ANTHROPOMETRICAL DIFFERENCES BETWEEN CHINESE AND GERMANS

  • Gong B. Shan
Keywords: anthropometrical parameters, Chinese, Germans, modeling

Abstract
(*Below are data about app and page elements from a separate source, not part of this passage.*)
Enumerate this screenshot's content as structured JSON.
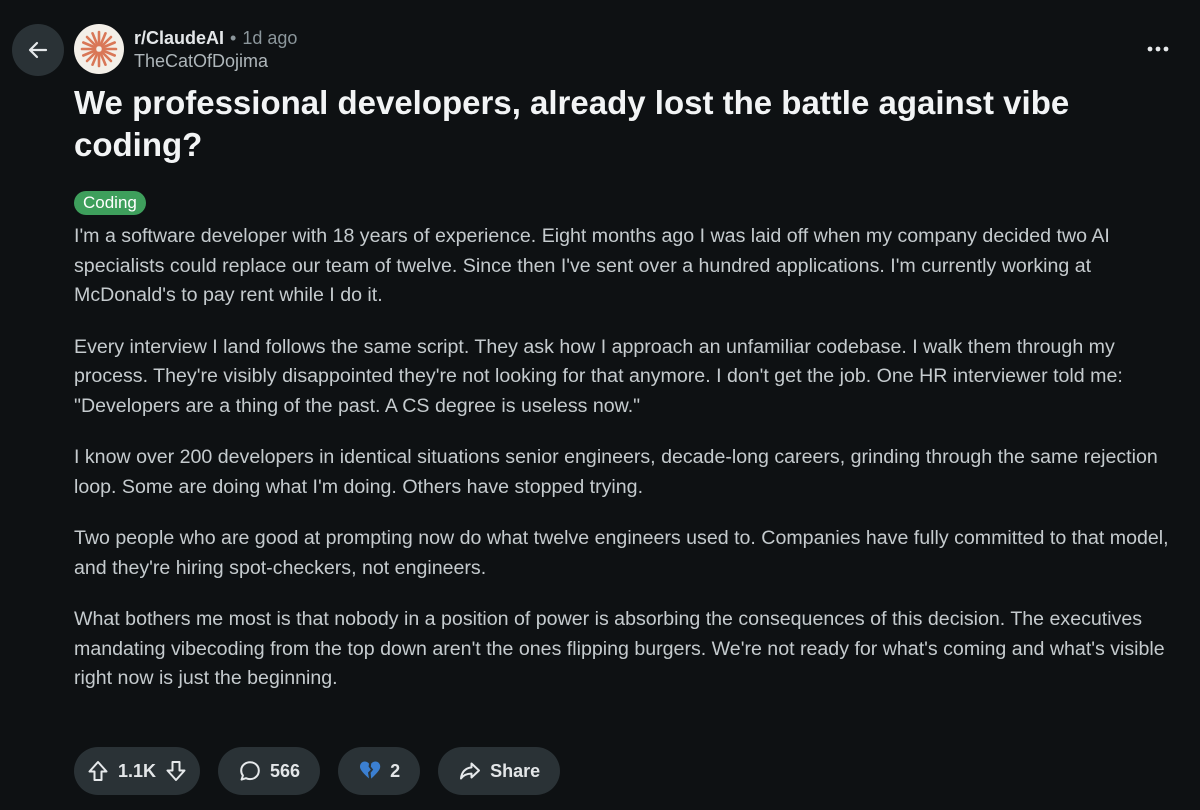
{
  "post": {
    "subreddit": "r/ClaudeAI",
    "separator": "•",
    "age": "1d ago",
    "author": "TheCatOfDojima",
    "title": "We professional developers, already lost the battle against vibe coding?",
    "flair": "Coding",
    "paragraphs": [
      "I'm a software developer with 18 years of experience. Eight months ago I was laid off when my company decided two AI specialists could replace our team of twelve. Since then I've sent over a hundred applications. I'm currently working at McDonald's to pay rent while I do it.",
      "Every interview I land follows the same script. They ask how I approach an unfamiliar codebase. I walk them through my process. They're visibly disappointed they're not looking for that anymore. I don't get the job. One HR interviewer told me: \"Developers are a thing of the past. A CS degree is useless now.\"",
      "I know over 200 developers in identical situations senior engineers, decade-long careers, grinding through the same rejection loop. Some are doing what I'm doing. Others have stopped trying.",
      "Two people who are good at prompting now do what twelve engineers used to. Companies have fully committed to that model, and they're hiring spot-checkers, not engineers.",
      "What bothers me most is that nobody in a position of power is absorbing the consequences of this decision. The executives mandating vibecoding from the top down aren't the ones flipping burgers. We're not ready for what's coming and what's visible right now is just the beginning."
    ]
  },
  "actions": {
    "votes": "1.1K",
    "comments": "566",
    "awards": "2",
    "share_label": "Share"
  },
  "icons": {
    "back": "arrow-left-icon",
    "more": "ellipsis-horizontal-icon",
    "upvote": "arrow-up-icon",
    "downvote": "arrow-down-icon",
    "comment": "speech-bubble-icon",
    "award": "broken-heart-icon",
    "share": "share-arrow-icon",
    "avatar": "claude-starburst-logo"
  },
  "colors": {
    "background": "#0e1113",
    "pill": "#2a3236",
    "flair": "#3e9f5c",
    "avatar_mark": "#d97757",
    "award_heart": "#3b7fd1"
  }
}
Introduction: It is known that anthropometrical data differ with gender, race, and age. In practice, researchers often use the statistical data obtained from previous studies for biomechanical modeling in sports. Accuracy is reduced by unsuitable racial data. Knowing the racial differences and statistical error can help scientists achieve a reasonable compromise between the accuracy of the estimates and the time required to complete the measurements. The purpose of this study was to determine anthropometrical differences between Chinese and Germans. METHODS: A method developed by Shan (1993, 1995) was utilized in this study. The process of the method is as follows: measure the characteristic profiles of a human body, reconstruct the entire body in the computer with the help of measured profiles, subdivide the body into several thousand columns, and finally calculate anthropometrical data such as segmental masses, centers of mass, radii of gyration, and moments of inertia. Sixty subjects (15 female Germans, 15 female Chinese, 15 male Germans, and 15 male Chinese) took part in this study. Correlation and regression analyses were made of body weight and/or height as independent variables. RESULTS: For the same body weight and height: the trunk of a Chinese is 1.8% (male 1.9%, female 1.7%) taller than that of a German, the leg of a German is 1.8% longer than that of a Chinese, the head of a Chinese is 2.6% (male 3.0%, female 2.3%) heavier than that of a German, and the leg of a German is 1.7% (male 1.6%, female 1.8%) heavier than that of a Chinese. The segmental masses are better estimated by body weight (r=0.6 - 0.8, p<0.1) than by body height or by body weight and height. The segmental lengths are well estimated by body height (r=0.6-0.7,). It is advised to estimate the segmental moment of inertia using both body weight and height. The statistical analysis in this study also shows that there are poor correlations between segmental radii of gyration and body weight or/and height (r=0.1-0.5,). CONCLUSIONS: This study showed that anthropometrical models should consider racial differences to optimize the accuracy of calculations. For the estimation of segmental masses and lengths, a single parameter lead to suitable results. REFERENCES: Shan, G. B. (1993). A Low Costing Method for Measuring Anthropometrical Data. In XIVth Congress of the International Society of Biomechanics. Paris, 1230-1231. Shan, G. B., Nicol, K. (1995). Method for Obtaining Anthrometrical Data. In XVth Congress of the International Society of Biomechanics. Jyväskylä, 832-833.